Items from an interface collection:
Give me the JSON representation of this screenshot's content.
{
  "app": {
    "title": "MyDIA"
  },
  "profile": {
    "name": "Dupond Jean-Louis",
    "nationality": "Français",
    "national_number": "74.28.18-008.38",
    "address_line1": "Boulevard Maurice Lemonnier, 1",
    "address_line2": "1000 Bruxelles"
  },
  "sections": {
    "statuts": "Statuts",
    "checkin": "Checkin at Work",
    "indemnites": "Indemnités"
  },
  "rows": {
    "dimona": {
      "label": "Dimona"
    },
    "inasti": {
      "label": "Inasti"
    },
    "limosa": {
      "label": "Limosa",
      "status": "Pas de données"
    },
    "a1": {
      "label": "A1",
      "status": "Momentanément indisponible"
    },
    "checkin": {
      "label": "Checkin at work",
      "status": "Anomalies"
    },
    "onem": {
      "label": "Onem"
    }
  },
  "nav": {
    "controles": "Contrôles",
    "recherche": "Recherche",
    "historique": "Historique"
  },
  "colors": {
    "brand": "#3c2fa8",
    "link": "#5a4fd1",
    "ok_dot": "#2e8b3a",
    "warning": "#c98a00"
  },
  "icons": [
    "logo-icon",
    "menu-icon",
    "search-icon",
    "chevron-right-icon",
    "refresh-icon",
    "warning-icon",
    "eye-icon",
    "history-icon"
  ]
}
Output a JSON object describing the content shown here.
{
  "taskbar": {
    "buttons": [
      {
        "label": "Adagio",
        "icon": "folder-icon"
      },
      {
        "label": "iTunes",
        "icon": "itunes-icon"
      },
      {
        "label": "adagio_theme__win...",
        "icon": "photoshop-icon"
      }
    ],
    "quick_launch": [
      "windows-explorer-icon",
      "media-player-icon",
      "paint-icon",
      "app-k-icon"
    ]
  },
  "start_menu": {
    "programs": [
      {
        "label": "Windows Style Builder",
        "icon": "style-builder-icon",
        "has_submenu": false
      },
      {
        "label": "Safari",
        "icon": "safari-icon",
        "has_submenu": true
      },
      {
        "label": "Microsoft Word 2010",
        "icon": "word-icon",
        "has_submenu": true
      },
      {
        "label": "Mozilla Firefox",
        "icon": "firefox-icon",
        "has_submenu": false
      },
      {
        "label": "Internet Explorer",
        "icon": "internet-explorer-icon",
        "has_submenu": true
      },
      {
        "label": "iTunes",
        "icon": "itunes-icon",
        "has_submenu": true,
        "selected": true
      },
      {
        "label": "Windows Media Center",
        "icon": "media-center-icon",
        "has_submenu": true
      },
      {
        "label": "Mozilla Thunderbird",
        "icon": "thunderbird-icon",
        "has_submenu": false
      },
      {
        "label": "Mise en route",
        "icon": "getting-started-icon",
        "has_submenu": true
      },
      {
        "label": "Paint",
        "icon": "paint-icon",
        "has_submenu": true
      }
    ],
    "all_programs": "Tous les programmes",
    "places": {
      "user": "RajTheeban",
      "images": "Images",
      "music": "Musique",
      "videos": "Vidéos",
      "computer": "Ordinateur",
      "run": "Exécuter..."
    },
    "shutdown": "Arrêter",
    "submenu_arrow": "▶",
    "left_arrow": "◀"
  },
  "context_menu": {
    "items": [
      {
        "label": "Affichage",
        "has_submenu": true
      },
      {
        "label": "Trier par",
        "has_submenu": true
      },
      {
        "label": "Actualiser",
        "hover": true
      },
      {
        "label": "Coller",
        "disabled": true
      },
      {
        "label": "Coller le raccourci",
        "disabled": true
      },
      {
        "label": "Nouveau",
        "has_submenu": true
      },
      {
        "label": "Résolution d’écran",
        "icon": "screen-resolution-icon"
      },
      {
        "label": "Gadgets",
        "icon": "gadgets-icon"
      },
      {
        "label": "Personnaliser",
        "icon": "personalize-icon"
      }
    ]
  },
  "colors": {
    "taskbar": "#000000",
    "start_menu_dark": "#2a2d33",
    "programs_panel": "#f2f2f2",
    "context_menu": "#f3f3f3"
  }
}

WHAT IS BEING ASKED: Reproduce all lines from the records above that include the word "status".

ANSWER BOX:
      "status": "Pas de données"
      "status": "Momentanément indisponible"
      "status": "Anomalies"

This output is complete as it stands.